SACRAMENTO, Calif. (AP) — California voters will confront a longer ballot with more choices as they head to the polls today for the first statewide primary featuring sweeping voter-approved election reforms.
A new top-two primary system and redrawn legislative and congressional districts are intended to blunt the influence of the two main political parties and lead to more competitive races involving more moderate candidates.
Tuesday's voting will test those assumptions.
For the first time, an independent panel of citizens drew the boundaries for revamped legislative and congressional districts, and only the top two vote-getters in each race will advance to the November ballot, regardless of their political party.
That's likely to create several hard-fought and expensive contests in the fall, including some that feature members of the same party and independents.
People registered to vote by mail already got a look at the new system when they opened their ballot and saw 24 candidates listed for U.S. Senate. Sen. Dianne Feinstein, a Democrat, is up for re-election this year but faces no serious challenger, despite the long roster of competitors.
While there is plenty of intrigue for political insiders, experts predict low voter turnout, likely less than 40 percent.
"I'm not worried about running out of ballots, if there's something good to be said about that," Contra Costa County Clerk Steve Weir said Monday. Election officials were also coping with an unusual phenomenon for a June election in California — rain.
Some of the hottest contests are those in which candidates of the same party are vying to meet again in November.
Several incumbent Democrats are locked in heated contests against one another in two redrawn Los Angeles-area congressional districts. Reps. Janice Hahn and Laura Richardson have divided support, and Reps. Howard Berman and Brad Sherman are seeking to finish in the top two and move on to November. They were forced to compete against one another after the commission merged parts of the districts that each currently represents.
Nine of the state's 53 congressional districts have no incumbent on the ballot, and the open seats have lured dozens of contenders to those races. Democrats hope to pick up as many as six seats in California and have been working to register more voters in traditionally Republican-leaning areas of the Central Valley and the Inland Empire region of Southern California.
Democrats also are aiming to win a supermajority in the state Senate thanks to newly redrawn districts. But they are unlikely to cross that threshold in the Assembly, meaning tax and fee increases could not be passed without GOP votes.
Republicans are making runs at some incumbent Democrats. In the San Joaquin Valley, Ricky Gill, a well-financed 25-year-old who has attracted national attention, is challenging Rep. Jerry McNerney, who narrowly won the office in 2010.
Voters will decide just two ballot measures Tuesday, after the Legislature passed a law saying all future initiatives must appear on general election ballots.
Proposition 28 asks voters if they want to alter California's legislative term limits, which were approved by voters in 1990. The measure would reduce the total number of years lawmakers can serve in the Legislature from 14 to 12, but it would allow them to serve all of that time in one house. The current term limits are among the strictest in the nation. Three, two-year terms can be served in the 80-member Assembly, and two, four-year terms in the 40-member Senate.

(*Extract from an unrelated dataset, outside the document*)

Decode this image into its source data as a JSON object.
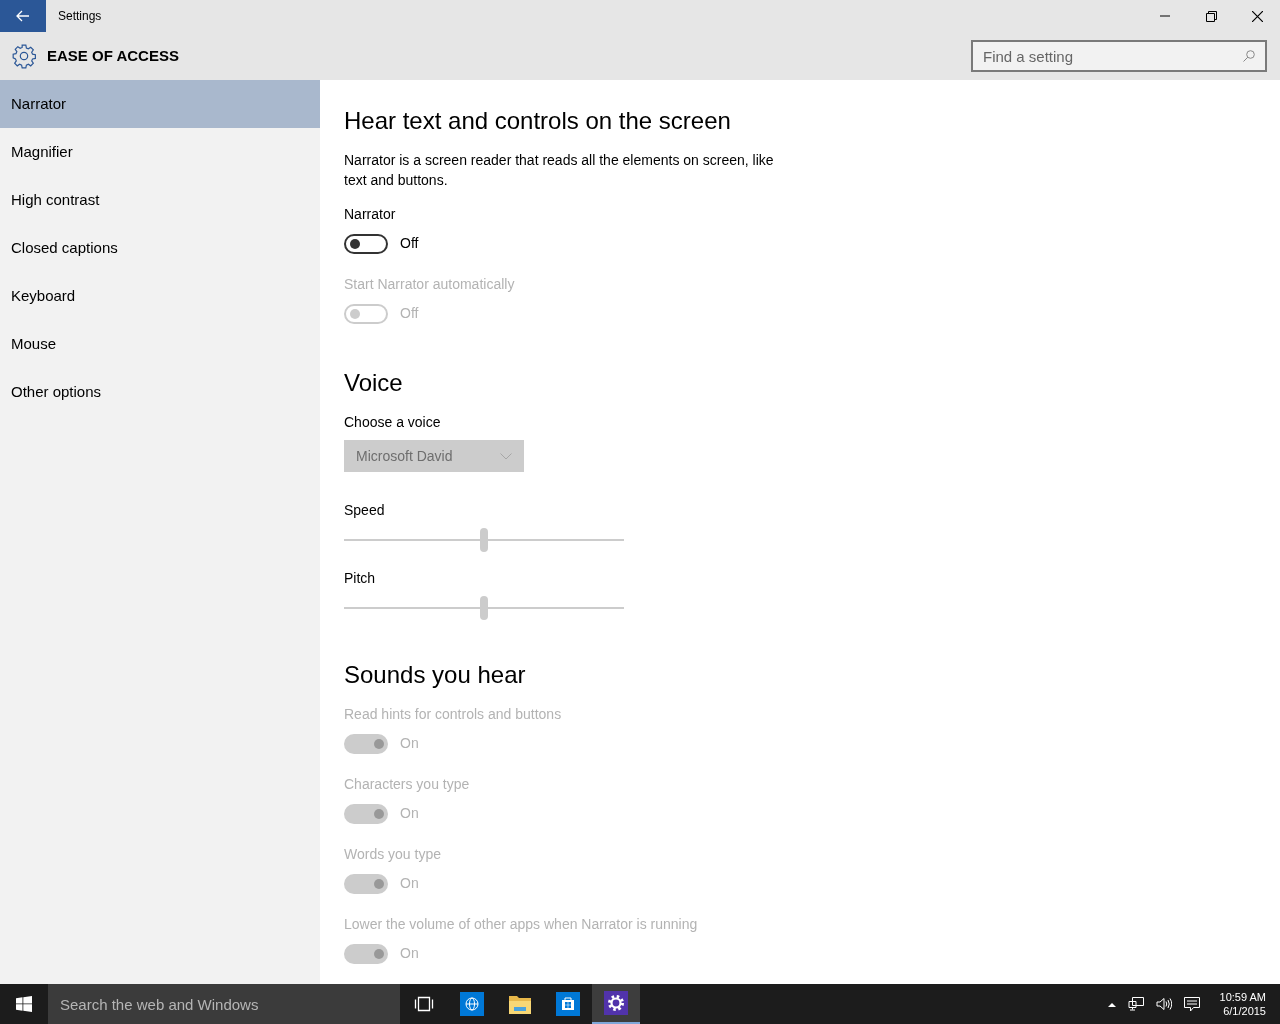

Voters also are being asked to add a $1-a-pack tax to cigarettes to help fund cancer research and anti-smoking campaigns. The measure is backed by cycling legend and cancer survivor Lance Armstrong.
Opponents, including tobacco companies, have poured more than $46 million into their campaign, compared with the $12 million raised by supporters.
Voter registration figures released Friday showed Democrats continue to have the largest share of California's 17.1 million registered voters at 43 percent, while Republican registration has slipped to 30 percent.
The fastest-growing segment of the electorate — now more than 21 percent — is comprised of voters who are not affiliated with any political party.